Problem to work on
Where in the entries below does "price" appear? Copy every line that has it.

(Source data Opens)

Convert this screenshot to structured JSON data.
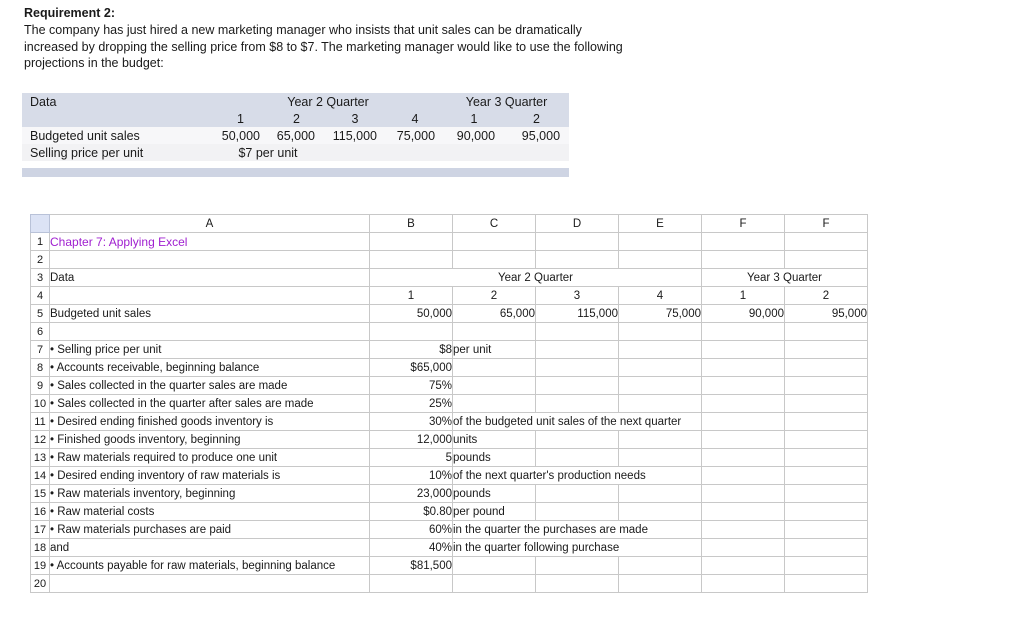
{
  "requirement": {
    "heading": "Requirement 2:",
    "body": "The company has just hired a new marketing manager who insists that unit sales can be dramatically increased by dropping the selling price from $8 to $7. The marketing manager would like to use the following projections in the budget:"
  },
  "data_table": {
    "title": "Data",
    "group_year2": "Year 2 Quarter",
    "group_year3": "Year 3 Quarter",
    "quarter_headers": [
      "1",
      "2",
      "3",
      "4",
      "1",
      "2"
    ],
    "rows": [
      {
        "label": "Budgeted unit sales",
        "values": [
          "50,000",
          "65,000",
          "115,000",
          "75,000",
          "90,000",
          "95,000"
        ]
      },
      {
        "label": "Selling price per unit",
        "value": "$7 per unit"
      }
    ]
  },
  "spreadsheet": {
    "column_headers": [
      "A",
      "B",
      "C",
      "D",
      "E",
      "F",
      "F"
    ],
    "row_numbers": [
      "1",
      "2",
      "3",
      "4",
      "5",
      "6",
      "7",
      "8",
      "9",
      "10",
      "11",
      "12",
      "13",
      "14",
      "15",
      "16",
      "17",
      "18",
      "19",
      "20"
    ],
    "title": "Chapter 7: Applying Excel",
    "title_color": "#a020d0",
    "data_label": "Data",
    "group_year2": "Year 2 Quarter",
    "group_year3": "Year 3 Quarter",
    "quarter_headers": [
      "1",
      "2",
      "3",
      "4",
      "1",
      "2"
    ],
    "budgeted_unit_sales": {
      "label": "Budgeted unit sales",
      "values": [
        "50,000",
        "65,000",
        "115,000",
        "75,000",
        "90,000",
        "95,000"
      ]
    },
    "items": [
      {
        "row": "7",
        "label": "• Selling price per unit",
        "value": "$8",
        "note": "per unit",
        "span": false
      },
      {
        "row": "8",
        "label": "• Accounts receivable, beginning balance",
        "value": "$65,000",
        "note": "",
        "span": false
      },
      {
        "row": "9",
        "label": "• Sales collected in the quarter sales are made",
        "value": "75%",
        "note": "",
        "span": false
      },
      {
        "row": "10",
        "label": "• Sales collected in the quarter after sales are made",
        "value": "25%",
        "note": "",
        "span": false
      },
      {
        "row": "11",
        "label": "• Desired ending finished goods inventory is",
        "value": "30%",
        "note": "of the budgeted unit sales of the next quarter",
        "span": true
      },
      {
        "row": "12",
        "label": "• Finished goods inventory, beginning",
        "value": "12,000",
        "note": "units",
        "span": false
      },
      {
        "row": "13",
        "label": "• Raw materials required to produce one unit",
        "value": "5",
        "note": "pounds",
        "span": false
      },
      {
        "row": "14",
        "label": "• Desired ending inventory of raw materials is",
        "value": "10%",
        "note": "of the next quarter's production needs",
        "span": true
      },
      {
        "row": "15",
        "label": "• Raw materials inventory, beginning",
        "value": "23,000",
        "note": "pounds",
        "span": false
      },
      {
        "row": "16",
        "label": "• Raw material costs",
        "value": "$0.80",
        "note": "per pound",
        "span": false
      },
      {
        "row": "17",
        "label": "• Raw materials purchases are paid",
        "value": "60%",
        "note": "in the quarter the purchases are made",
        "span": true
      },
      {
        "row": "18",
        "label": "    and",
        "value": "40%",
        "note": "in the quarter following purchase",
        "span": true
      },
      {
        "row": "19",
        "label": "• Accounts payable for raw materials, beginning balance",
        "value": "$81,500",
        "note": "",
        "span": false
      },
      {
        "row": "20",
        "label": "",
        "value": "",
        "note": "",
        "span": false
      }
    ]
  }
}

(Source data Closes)
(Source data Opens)

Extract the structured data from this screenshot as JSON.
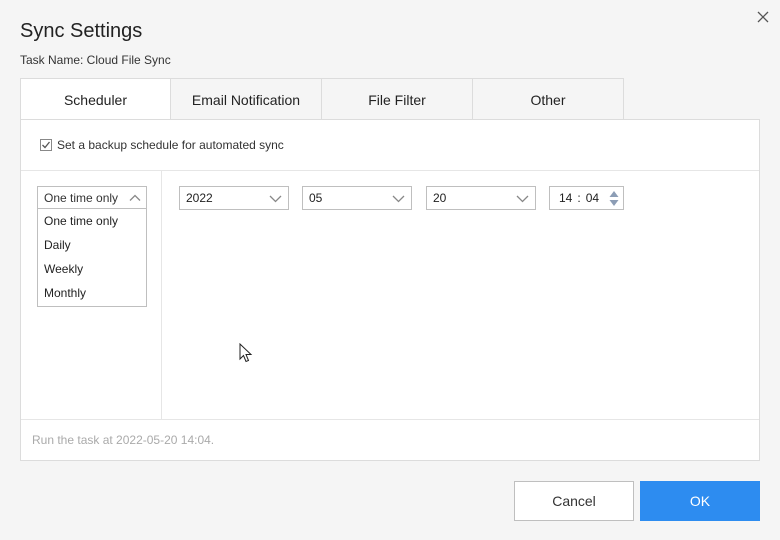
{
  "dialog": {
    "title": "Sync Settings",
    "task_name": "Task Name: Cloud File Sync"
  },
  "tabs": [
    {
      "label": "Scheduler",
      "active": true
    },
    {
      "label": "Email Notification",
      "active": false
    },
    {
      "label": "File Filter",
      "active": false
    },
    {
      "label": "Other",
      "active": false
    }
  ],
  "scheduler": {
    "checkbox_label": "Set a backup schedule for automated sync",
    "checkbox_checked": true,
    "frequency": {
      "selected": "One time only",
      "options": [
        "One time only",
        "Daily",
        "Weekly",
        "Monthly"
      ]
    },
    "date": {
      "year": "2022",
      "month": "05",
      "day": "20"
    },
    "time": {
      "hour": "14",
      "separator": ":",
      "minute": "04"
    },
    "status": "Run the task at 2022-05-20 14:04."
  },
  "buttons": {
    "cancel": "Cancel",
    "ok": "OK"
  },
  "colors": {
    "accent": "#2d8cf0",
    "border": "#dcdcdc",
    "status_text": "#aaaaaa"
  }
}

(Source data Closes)

Response to the exercise
    "body": "The company has just hired a new marketing manager who insists that unit sales can be dramatically increased by dropping the selling price from $8 to $7. The marketing manager would like to use the following projections in the budget:"
        "label": "Selling price per unit",
        "label": "• Selling price per unit",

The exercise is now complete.